to assist us, but has little time to spare >from her responsibilities as
President of the Latvia SIG. The website is going to develop rapidly, with a
lot of new material either ready or nearly ready to appear in the next few
weeks. Any volunteers? If you know someone who could do this, particularly
with experience and some graphic art skills, please help us recruit this
person who is so essential to our work.

David and Davida
Co-Coordinators, LitvakSIG


Lithuania SIG #Lithuania Why no International Board Members? #lithuania

DBH12345
 

In a message dated 9/7/98 12:07:35 AM Pacific Daylight Time,
litvaksig@lyris.jewishgen.org writes:

<<
Subject: Board of Directors
From: Allan Freedman <freedman@pathcom.com>
Date: Sun, 6 Sep 1998 21:40:43 -0400 (EDT)
X-Message-Number: 5

Can someone explain to me why the nomination list for the Board of Directors
contains not one name of a non-resident of the United States.


>>

This is a good question because the LitvakSIG, while incorporated as a
nonprofit corporation in the US, is an international association, with
subscribers and dues paying members >from over twenty countries. The By Laws
of the LitvakSIG require that all Board Members hold positions which involve
the work of the SIG. Most positions require at least twenty hours a week, and
the Co-Coordinators averaged over 60 hours a week over the past 14 months. We
felt that the people who do the work should share in decision making.

Announcements of openings (with detailed job descriptions) were made
repeatedly over a two month period in the spring.

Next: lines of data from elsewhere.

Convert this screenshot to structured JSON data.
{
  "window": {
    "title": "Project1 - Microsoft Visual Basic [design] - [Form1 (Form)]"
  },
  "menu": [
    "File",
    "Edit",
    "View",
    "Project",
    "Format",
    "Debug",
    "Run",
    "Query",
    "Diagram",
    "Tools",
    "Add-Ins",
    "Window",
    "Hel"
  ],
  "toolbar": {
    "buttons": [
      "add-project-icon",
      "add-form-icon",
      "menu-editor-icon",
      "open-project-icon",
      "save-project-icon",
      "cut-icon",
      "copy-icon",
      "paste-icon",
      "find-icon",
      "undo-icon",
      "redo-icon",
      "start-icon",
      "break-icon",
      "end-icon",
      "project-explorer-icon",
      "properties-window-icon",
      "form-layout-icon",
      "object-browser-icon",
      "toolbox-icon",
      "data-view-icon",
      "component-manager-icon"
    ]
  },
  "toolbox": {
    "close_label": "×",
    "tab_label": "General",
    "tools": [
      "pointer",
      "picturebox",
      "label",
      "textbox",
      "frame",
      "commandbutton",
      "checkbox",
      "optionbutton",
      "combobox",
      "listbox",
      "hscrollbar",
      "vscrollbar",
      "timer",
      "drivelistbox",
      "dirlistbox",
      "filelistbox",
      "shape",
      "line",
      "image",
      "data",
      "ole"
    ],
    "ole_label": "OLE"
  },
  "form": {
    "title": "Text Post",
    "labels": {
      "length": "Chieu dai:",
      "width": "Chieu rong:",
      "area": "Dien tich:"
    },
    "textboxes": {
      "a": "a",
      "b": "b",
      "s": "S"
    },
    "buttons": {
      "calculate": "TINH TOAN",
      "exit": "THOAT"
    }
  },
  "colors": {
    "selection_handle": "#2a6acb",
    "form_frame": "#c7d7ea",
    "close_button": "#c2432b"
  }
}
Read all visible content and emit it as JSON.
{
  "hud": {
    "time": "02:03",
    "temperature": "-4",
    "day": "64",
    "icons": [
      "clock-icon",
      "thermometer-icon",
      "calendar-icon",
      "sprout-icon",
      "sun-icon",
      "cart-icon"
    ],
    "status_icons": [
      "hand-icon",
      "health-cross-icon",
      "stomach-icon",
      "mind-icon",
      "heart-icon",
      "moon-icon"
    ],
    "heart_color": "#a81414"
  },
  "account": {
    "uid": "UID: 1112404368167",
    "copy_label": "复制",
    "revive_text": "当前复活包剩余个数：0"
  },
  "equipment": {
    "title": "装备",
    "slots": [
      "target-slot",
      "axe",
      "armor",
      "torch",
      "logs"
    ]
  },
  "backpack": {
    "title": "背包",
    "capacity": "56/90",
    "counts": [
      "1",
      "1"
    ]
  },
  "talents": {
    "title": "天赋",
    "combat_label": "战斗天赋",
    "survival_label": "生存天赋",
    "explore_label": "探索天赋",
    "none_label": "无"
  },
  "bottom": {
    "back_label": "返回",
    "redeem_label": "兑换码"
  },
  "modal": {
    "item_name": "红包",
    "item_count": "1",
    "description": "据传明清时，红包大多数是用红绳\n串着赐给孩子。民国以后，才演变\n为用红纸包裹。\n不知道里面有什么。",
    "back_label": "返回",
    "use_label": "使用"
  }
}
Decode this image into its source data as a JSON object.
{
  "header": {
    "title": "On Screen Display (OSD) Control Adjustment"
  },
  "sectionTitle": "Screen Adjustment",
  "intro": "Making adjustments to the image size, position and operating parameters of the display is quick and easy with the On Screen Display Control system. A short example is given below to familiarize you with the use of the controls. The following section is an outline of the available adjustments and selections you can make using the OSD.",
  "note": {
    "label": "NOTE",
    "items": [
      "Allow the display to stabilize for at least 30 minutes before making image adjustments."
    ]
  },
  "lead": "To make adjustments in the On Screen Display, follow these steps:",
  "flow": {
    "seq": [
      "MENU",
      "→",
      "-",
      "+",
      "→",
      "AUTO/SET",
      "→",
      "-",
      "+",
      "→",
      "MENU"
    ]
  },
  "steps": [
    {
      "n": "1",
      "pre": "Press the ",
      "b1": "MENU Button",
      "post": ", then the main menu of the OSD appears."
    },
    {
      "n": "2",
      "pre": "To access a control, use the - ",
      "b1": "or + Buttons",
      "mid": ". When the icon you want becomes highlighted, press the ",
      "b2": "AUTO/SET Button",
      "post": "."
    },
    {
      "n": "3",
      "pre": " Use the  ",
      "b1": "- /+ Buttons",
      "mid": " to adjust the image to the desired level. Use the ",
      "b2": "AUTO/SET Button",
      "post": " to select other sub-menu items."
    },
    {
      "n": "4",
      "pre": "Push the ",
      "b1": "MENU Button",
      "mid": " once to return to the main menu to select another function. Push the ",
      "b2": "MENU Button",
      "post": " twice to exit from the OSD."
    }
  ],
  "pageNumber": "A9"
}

Additional volunteers were
asked for at the annual meeting of the LitvakSIG at the Jewish Genealogy
Seminar in Los Angeles. This meeting was attended by about 300 people.

In addition, Davida and I invited and strongly encouraged active SIG members
from South Africa, Israel, Great Britain, Canada and other countries to
volunteer for one of the five elected and six appointed positions. We had
after all relied a great deal on Advisory Board members >from South Africa,
Scotland, England, and Israel for guidance through our first year of activity
as a SIG. While all of these people have agreed to serve on committees and
continue to serve as Advisors (should an Advisory Committee be reappointed by
the new Board of Directors), none wanted to serve on the Board. Their main
reasons were having prior commitments which would not allow enough time for
one of the Board jobs, and not being able to travel to the US to participate
in meetings at the Annual Seminar.

Please note that Idafay Mervis, of Cape Town, South Africa, has served from
the beginning -- and continues to serves as the LitvakSIG archivist.

One very important Board position remains open -- as our Webpage Manager.
Anyone with the technical skills which are required, anywhere in the world is
encouraged to apply for this position. Marion Werle has generously continued
to assist us, but has little time to spare >from her responsibilities as
President of the Latvia SIG. The website is going to develop rapidly, with a
lot of new material either ready or nearly ready to appear in the next few
weeks. Any volunteers? If you know someone who could do this, particularly
with experience and some graphic art skills, please help us recruit this
person who is so essential to our work.

David and Davida
Co-Coordinators, LitvakSIG